BEGIN Given data

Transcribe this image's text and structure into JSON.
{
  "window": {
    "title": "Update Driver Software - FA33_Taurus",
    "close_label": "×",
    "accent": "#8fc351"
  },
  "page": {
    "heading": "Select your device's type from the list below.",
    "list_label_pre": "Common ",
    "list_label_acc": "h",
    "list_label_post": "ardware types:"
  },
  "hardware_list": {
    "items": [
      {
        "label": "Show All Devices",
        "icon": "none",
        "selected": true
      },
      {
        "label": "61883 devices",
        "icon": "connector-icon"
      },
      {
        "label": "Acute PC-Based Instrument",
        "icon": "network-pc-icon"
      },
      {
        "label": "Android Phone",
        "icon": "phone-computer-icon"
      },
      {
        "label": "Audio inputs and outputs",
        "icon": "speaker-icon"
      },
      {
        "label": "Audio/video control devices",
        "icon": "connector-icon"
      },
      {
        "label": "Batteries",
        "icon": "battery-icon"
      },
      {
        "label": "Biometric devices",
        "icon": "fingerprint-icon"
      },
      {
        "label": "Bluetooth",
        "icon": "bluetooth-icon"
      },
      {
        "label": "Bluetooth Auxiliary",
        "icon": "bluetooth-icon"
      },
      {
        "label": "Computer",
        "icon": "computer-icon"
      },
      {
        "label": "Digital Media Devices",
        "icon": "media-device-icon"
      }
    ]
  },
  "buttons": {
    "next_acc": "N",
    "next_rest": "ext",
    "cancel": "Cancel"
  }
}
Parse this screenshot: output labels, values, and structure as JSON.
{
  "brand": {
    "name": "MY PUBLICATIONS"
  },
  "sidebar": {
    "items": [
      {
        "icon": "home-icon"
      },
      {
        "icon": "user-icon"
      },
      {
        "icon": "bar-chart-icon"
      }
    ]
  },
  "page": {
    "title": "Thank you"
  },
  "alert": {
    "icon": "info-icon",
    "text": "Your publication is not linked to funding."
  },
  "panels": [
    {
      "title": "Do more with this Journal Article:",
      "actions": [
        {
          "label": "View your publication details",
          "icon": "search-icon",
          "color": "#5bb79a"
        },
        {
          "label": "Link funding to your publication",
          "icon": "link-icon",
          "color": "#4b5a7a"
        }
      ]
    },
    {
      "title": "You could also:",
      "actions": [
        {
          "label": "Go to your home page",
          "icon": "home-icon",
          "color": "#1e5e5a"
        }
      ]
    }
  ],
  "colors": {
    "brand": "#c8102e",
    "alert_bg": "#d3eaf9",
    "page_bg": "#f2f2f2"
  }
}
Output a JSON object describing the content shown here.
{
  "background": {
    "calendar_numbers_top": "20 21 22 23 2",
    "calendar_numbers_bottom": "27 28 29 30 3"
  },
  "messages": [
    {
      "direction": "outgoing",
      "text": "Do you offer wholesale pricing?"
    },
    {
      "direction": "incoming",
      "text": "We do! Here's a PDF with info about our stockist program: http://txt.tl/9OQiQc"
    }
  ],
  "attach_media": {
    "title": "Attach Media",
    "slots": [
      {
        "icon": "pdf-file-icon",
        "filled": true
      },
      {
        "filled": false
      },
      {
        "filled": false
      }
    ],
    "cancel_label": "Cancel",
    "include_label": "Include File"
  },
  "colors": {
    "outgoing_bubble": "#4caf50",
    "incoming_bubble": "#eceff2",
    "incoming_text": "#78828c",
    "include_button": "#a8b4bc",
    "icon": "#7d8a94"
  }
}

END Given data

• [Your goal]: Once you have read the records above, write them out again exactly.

• [Exercise output]:
Transcribe this image's text and structure into JSON.
{
  "window": {
    "title": "Update Driver Software - FA33_Taurus",
    "close_label": "×",
    "accent": "#8fc351"
  },
  "page": {
    "heading": "Select your device's type from the list below.",
    "list_label_pre": "Common ",
    "list_label_acc": "h",
    "list_label_post": "ardware types:"
  },
  "hardware_list": {
    "items": [
      {
        "label": "Show All Devices",
        "icon": "none",
        "selected": true
      },
      {
        "label": "61883 devices",
        "icon": "connector-icon"
      },
      {
        "label": "Acute PC-Based Instrument",
        "icon": "network-pc-icon"
      },
      {
        "label": "Android Phone",
        "icon": "phone-computer-icon"
      },
      {
        "label": "Audio inputs and outputs",
        "icon": "speaker-icon"
      },
      {
        "label": "Audio/video control devices",
        "icon": "connector-icon"
      },
      {
        "label": "Batteries",
        "icon": "battery-icon"
      },
      {
        "label": "Biometric devices",
        "icon": "fingerprint-icon"
      },
      {
        "label": "Bluetooth",
        "icon": "bluetooth-icon"
      },
      {
        "label": "Bluetooth Auxiliary",
        "icon": "bluetooth-icon"
      },
      {
        "label": "Computer",
        "icon": "computer-icon"
      },
      {
        "label": "Digital Media Devices",
        "icon": "media-device-icon"
      }
    ]
  },
  "buttons": {
    "next_acc": "N",
    "next_rest": "ext",
    "cancel": "Cancel"
  }
}
Parse this screenshot: output labels, values, and structure as JSON.
{
  "brand": {
    "name": "MY PUBLICATIONS"
  },
  "sidebar": {
    "items": [
      {
        "icon": "home-icon"
      },
      {
        "icon": "user-icon"
      },
      {
        "icon": "bar-chart-icon"
      }
    ]
  },
  "page": {
    "title": "Thank you"
  },
  "alert": {
    "icon": "info-icon",
    "text": "Your publication is not linked to funding."
  },
  "panels": [
    {
      "title": "Do more with this Journal Article:",
      "actions": [
        {
          "label": "View your publication details",
          "icon": "search-icon",
          "color": "#5bb79a"
        },
        {
          "label": "Link funding to your publication",
          "icon": "link-icon",
          "color": "#4b5a7a"
        }
      ]
    },
    {
      "title": "You could also:",
      "actions": [
        {
          "label": "Go to your home page",
          "icon": "home-icon",
          "color": "#1e5e5a"
        }
      ]
    }
  ],
  "colors": {
    "brand": "#c8102e",
    "alert_bg": "#d3eaf9",
    "page_bg": "#f2f2f2"
  }
}
Output a JSON object describing the content shown here.
{
  "background": {
    "calendar_numbers_top": "20 21 22 23 2",
    "calendar_numbers_bottom": "27 28 29 30 3"
  },
  "messages": [
    {
      "direction": "outgoing",
      "text": "Do you offer wholesale pricing?"
    },
    {
      "direction": "incoming",
      "text": "We do! Here's a PDF with info about our stockist program: http://txt.tl/9OQiQc"
    }
  ],
  "attach_media": {
    "title": "Attach Media",
    "slots": [
      {
        "icon": "pdf-file-icon",
        "filled": true
      },
      {
        "filled": false
      },
      {
        "filled": false
      }
    ],
    "cancel_label": "Cancel",
    "include_label": "Include File"
  },
  "colors": {
    "outgoing_bubble": "#4caf50",
    "incoming_bubble": "#eceff2",
    "incoming_text": "#78828c",
    "include_button": "#a8b4bc",
    "icon": "#7d8a94"
  }
}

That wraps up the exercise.